▶ **DATA RECORDS**:

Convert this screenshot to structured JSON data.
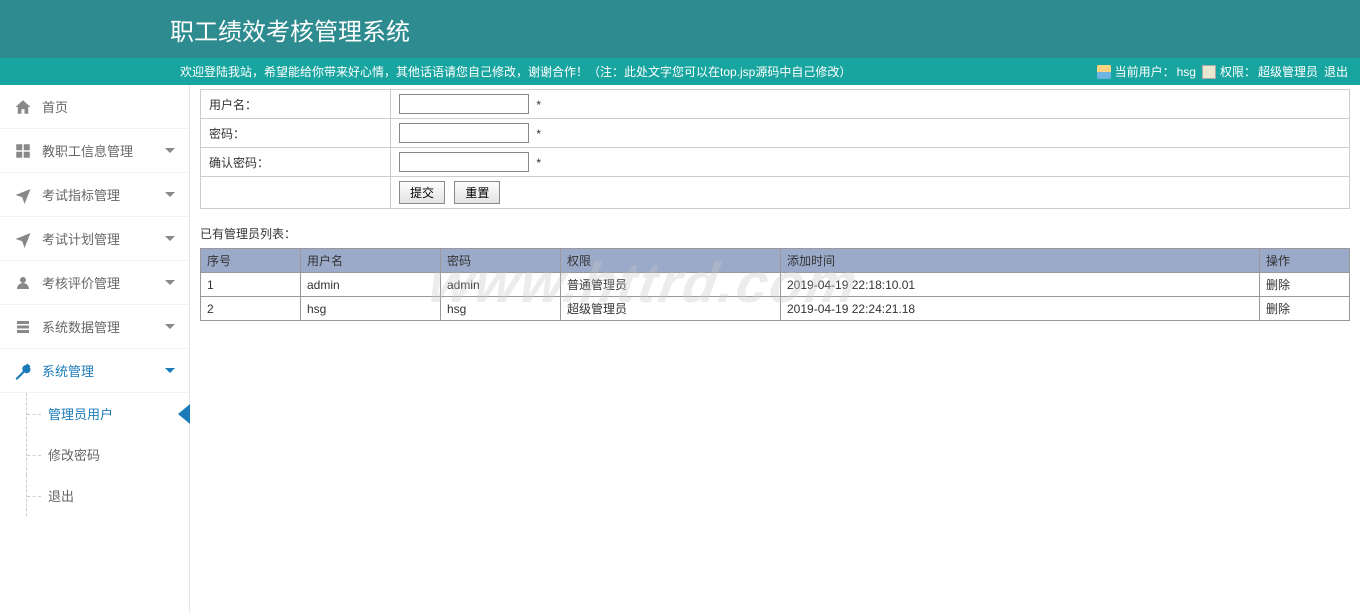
{
  "header": {
    "title": "职工绩效考核管理系统"
  },
  "subheader": {
    "welcome": "欢迎登陆我站，希望能给你带来好心情，其他话语请您自己修改，谢谢合作！（注：此处文字您可以在top.jsp源码中自己修改）",
    "user_label": "当前用户：",
    "user_value": "hsg",
    "role_label": "权限：",
    "role_value": "超级管理员",
    "logout": "退出"
  },
  "sidebar": {
    "items": [
      {
        "label": "首页",
        "icon": "home",
        "expandable": false
      },
      {
        "label": "教职工信息管理",
        "icon": "grid",
        "expandable": true
      },
      {
        "label": "考试指标管理",
        "icon": "plane",
        "expandable": true
      },
      {
        "label": "考试计划管理",
        "icon": "plane",
        "expandable": true
      },
      {
        "label": "考核评价管理",
        "icon": "users",
        "expandable": true
      },
      {
        "label": "系统数据管理",
        "icon": "db",
        "expandable": true
      },
      {
        "label": "系统管理",
        "icon": "wrench",
        "expandable": true,
        "active": true
      }
    ],
    "submenu": [
      {
        "label": "管理员用户",
        "selected": true
      },
      {
        "label": "修改密码",
        "selected": false
      },
      {
        "label": "退出",
        "selected": false
      }
    ]
  },
  "form": {
    "username_label": "用户名：",
    "password_label": "密码：",
    "confirm_label": "确认密码：",
    "username_value": "",
    "password_value": "",
    "confirm_value": "",
    "submit_label": "提交",
    "reset_label": "重置"
  },
  "list_title": "已有管理员列表：",
  "table": {
    "headers": [
      "序号",
      "用户名",
      "密码",
      "权限",
      "添加时间",
      "操作"
    ],
    "rows": [
      {
        "seq": "1",
        "user": "admin",
        "pwd": "admin",
        "role": "普通管理员",
        "time": "2019-04-19 22:18:10.01",
        "op": "删除"
      },
      {
        "seq": "2",
        "user": "hsg",
        "pwd": "hsg",
        "role": "超级管理员",
        "time": "2019-04-19 22:24:21.18",
        "op": "删除"
      }
    ]
  },
  "watermark": "www.httrd.com"
}
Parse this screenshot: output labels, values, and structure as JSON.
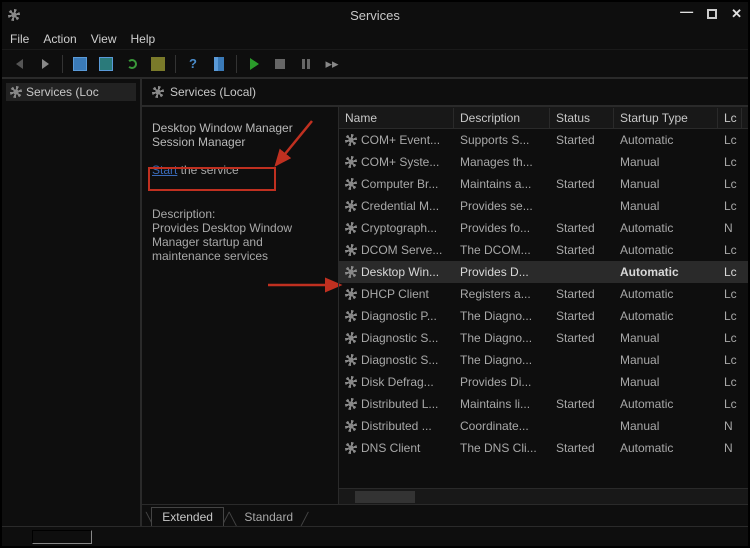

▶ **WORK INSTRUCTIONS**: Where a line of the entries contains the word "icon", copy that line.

▶ **SOLUTION FOR THIS EXERCISE**:
        "icon": "home",
        "icon": "grid",
        "icon": "plane",
        "icon": "plane",
        "icon": "users",
        "icon": "db",
        "icon": "wrench",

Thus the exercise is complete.